START MATERIAL SHOWN
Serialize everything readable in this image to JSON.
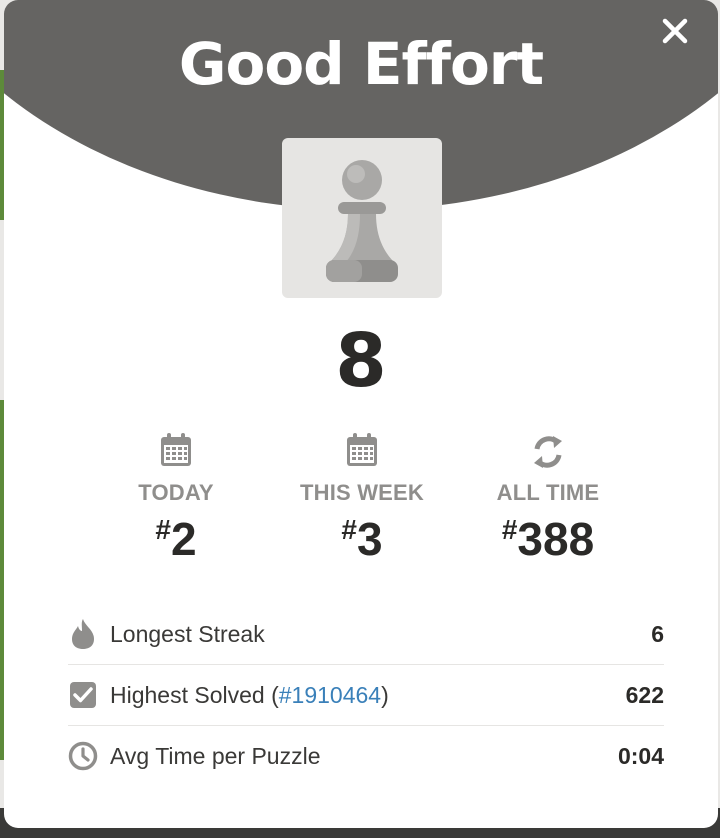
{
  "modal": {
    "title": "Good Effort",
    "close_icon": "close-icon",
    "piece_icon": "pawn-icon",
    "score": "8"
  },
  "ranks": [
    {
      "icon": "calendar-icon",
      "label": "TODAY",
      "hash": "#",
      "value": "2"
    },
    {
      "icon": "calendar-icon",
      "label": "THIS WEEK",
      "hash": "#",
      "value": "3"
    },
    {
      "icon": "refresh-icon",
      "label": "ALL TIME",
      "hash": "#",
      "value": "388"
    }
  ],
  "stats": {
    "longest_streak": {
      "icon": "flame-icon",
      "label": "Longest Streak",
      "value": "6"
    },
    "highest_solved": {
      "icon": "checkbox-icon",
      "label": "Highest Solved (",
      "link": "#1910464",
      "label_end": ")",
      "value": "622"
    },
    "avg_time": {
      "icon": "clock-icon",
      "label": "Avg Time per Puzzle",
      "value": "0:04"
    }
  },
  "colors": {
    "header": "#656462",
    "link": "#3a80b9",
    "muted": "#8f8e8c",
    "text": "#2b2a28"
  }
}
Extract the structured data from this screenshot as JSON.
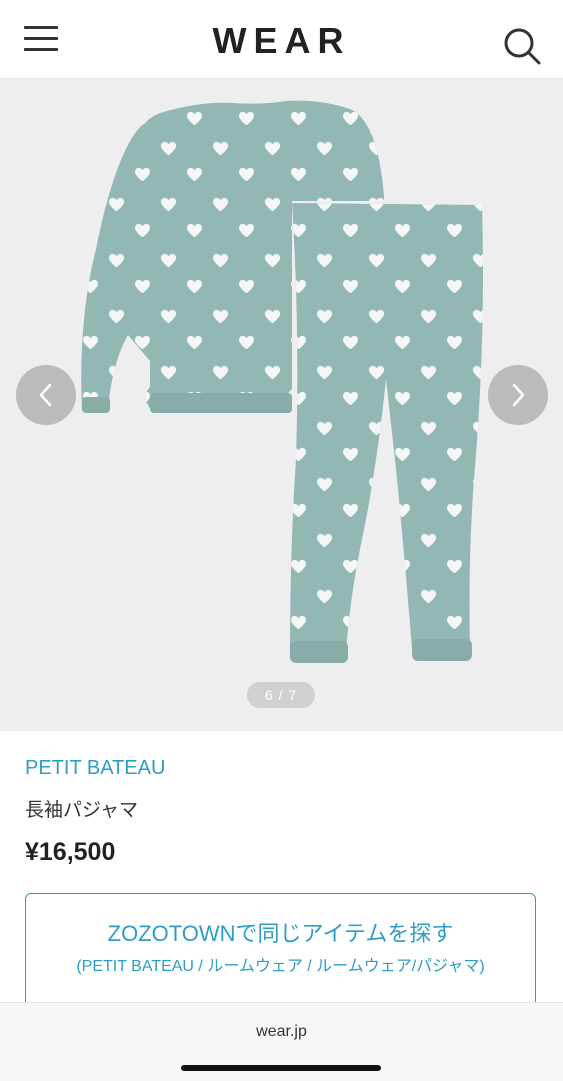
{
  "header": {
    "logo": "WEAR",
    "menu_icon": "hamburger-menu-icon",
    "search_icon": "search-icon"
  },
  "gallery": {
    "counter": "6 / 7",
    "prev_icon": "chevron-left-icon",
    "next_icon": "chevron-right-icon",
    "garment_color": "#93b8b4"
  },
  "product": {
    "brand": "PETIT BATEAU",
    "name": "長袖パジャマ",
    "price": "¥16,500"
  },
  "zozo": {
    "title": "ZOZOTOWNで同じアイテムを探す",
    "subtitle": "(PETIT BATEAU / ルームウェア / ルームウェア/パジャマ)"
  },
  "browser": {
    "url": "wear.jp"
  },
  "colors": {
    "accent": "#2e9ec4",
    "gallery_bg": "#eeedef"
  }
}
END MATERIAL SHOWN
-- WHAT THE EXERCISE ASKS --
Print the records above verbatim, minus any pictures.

-- FINISHED TASK --
Serialize everything readable in this image to JSON.
{
  "modal": {
    "title": "Good Effort",
    "close_icon": "close-icon",
    "piece_icon": "pawn-icon",
    "score": "8"
  },
  "ranks": [
    {
      "icon": "calendar-icon",
      "label": "TODAY",
      "hash": "#",
      "value": "2"
    },
    {
      "icon": "calendar-icon",
      "label": "THIS WEEK",
      "hash": "#",
      "value": "3"
    },
    {
      "icon": "refresh-icon",
      "label": "ALL TIME",
      "hash": "#",
      "value": "388"
    }
  ],
  "stats": {
    "longest_streak": {
      "icon": "flame-icon",
      "label": "Longest Streak",
      "value": "6"
    },
    "highest_solved": {
      "icon": "checkbox-icon",
      "label": "Highest Solved (",
      "link": "#1910464",
      "label_end": ")",
      "value": "622"
    },
    "avg_time": {
      "icon": "clock-icon",
      "label": "Avg Time per Puzzle",
      "value": "0:04"
    }
  },
  "colors": {
    "header": "#656462",
    "link": "#3a80b9",
    "muted": "#8f8e8c",
    "text": "#2b2a28"
  }
}
Extract the structured data from this screenshot as JSON.
{
  "header": {
    "logo": "WEAR",
    "menu_icon": "hamburger-menu-icon",
    "search_icon": "search-icon"
  },
  "gallery": {
    "counter": "6 / 7",
    "prev_icon": "chevron-left-icon",
    "next_icon": "chevron-right-icon",
    "garment_color": "#93b8b4"
  },
  "product": {
    "brand": "PETIT BATEAU",
    "name": "長袖パジャマ",
    "price": "¥16,500"
  },
  "zozo": {
    "title": "ZOZOTOWNで同じアイテムを探す",
    "subtitle": "(PETIT BATEAU / ルームウェア / ルームウェア/パジャマ)"
  },
  "browser": {
    "url": "wear.jp"
  },
  "colors": {
    "accent": "#2e9ec4",
    "gallery_bg": "#eeedef"
  }
}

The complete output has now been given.